Determination of Risk Factors Associated with the Failure of 12 Weeks of Direct-Acting Antiviral Therapy in Patients with Hepatitis C: A Prospective Study


Direct-acting antivirals (DAAs) have significantly improved the efficacy and tolerability of the treatment of hepatitis C virus (HCV). However, studies conducted on actual patients with the aim of predicting the risk associated with treatment failure are lacking.


Our study enrolled 334 new HCV patients and assessed the effectiveness of treatment and predicted the risk of failure to achieve sustained virological response (SVR) by developing a multiple logistic model. Our study compared the variables between the two groups, those who did (group 0, ) and did not achieve SVR (group 1, ).

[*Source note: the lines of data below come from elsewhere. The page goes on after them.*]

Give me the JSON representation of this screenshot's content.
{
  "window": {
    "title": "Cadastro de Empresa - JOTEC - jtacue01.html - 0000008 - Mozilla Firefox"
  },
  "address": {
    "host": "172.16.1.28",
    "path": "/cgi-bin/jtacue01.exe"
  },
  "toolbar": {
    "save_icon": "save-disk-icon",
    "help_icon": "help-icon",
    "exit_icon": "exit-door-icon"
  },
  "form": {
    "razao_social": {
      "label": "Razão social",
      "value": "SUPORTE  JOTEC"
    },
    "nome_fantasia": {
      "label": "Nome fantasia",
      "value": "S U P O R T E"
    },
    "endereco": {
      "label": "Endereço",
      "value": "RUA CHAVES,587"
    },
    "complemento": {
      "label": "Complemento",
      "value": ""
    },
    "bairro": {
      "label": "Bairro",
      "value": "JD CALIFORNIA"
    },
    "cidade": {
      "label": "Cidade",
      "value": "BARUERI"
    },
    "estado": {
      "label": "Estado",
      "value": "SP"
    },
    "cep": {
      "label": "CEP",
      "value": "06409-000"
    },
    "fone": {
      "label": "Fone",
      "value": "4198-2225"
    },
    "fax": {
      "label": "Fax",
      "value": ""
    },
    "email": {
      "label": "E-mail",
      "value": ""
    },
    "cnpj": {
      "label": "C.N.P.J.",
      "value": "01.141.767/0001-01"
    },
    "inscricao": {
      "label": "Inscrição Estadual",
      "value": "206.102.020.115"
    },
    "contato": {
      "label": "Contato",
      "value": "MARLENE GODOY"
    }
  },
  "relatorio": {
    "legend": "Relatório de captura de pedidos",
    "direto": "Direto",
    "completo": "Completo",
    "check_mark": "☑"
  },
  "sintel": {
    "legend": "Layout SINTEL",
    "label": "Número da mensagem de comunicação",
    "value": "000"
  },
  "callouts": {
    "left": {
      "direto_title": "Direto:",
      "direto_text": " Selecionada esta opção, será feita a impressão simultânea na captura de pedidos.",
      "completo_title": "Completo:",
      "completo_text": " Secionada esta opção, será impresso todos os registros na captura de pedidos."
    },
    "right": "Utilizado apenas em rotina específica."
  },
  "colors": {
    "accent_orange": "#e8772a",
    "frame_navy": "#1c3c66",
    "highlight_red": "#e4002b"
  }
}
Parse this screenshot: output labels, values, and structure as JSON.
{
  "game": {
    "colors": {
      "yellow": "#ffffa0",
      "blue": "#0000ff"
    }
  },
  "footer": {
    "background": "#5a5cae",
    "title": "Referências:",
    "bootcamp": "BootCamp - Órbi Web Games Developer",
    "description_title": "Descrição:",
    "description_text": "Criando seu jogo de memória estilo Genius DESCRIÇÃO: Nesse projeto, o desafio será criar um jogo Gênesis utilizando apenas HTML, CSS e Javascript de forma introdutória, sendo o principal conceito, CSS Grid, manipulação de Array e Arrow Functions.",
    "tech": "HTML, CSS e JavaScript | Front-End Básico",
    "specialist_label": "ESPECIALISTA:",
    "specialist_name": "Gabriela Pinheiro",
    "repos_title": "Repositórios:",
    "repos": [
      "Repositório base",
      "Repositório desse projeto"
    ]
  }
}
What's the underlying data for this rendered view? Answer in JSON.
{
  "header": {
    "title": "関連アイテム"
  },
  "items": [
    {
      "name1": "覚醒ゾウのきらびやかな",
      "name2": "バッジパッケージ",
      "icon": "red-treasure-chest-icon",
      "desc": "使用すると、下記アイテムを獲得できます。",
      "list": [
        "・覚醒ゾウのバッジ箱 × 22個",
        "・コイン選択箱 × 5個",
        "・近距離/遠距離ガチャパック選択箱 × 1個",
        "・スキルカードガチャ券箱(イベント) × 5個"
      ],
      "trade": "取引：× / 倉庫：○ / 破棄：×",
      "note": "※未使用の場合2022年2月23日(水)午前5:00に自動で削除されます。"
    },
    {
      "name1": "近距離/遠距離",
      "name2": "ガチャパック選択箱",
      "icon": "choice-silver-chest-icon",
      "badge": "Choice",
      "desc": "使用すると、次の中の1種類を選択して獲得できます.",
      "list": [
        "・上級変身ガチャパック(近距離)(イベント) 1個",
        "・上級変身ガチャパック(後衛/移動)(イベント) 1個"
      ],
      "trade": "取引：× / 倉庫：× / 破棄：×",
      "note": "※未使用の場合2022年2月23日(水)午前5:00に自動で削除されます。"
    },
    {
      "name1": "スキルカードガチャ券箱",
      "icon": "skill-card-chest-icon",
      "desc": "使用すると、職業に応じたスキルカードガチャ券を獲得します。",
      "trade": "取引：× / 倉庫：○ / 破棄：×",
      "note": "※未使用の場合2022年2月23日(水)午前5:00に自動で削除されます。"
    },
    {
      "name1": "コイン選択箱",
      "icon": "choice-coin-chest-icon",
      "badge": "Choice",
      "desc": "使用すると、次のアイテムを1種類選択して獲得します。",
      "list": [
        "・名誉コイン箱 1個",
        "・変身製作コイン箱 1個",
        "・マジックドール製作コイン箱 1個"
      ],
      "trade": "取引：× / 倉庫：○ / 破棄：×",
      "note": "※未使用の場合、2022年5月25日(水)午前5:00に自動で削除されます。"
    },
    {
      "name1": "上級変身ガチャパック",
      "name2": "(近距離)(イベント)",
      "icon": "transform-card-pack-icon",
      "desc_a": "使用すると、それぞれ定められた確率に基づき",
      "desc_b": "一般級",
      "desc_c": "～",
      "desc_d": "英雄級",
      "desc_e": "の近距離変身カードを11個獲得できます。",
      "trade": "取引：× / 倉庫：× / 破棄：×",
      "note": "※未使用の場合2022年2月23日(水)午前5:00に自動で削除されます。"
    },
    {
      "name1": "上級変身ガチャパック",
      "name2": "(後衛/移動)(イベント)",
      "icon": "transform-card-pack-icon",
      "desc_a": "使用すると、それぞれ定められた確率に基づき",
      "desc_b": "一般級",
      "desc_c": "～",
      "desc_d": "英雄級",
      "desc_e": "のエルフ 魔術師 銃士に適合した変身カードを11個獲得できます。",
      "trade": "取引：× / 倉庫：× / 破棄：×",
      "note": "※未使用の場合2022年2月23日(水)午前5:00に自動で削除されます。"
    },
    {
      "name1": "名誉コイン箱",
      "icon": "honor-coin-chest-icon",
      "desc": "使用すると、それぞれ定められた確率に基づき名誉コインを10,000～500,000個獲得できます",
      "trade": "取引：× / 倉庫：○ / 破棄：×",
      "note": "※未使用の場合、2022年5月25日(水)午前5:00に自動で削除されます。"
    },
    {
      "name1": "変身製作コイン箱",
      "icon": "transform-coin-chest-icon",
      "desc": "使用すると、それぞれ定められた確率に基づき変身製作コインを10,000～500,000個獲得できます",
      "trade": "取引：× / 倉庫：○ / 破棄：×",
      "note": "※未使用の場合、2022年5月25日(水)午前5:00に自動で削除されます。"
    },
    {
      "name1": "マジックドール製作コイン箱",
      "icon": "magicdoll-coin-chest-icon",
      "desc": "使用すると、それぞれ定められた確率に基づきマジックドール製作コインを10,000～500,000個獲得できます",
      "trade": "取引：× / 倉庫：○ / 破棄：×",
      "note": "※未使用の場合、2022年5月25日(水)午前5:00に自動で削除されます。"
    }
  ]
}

The cure rate of HCV at 12th week in our study was 71.56%. We found that advanced cirrhosis, HCV genotype, HBV coinfection, rapid virological response (RVR), fibrosis index (FIB-4) score, serum levels of AST, ALP, hemoglobin, and viral load before treatment were prognostic factors associated with rate of failure to achieve SVR at week 12 of DAA therapy. In the multiple logistic model, eight significant predictors including advanced cirrhosis status, HCV genotype, RVR, AST/ALP levels, FIB-4 score, and viral load before treatment predicted the risk of failure with excellent model performance (area under the receiver operating characteristic curve (AUCROC) [95% CI] =0.986 (0.971-0.999)). RVR and advanced cirrhosis were the two strongest predictors with odd ratios (95% CI) =9.72 (2.8, 39.28) and 51.54 (6.39, 139.82), respectively.


The multiple logistic regression model included significant factors to estimate the probability of failure to achieve SVR, which could improve HCV treatment strategy.

Auteur(s) : Phuong Nguyen T. T., & al.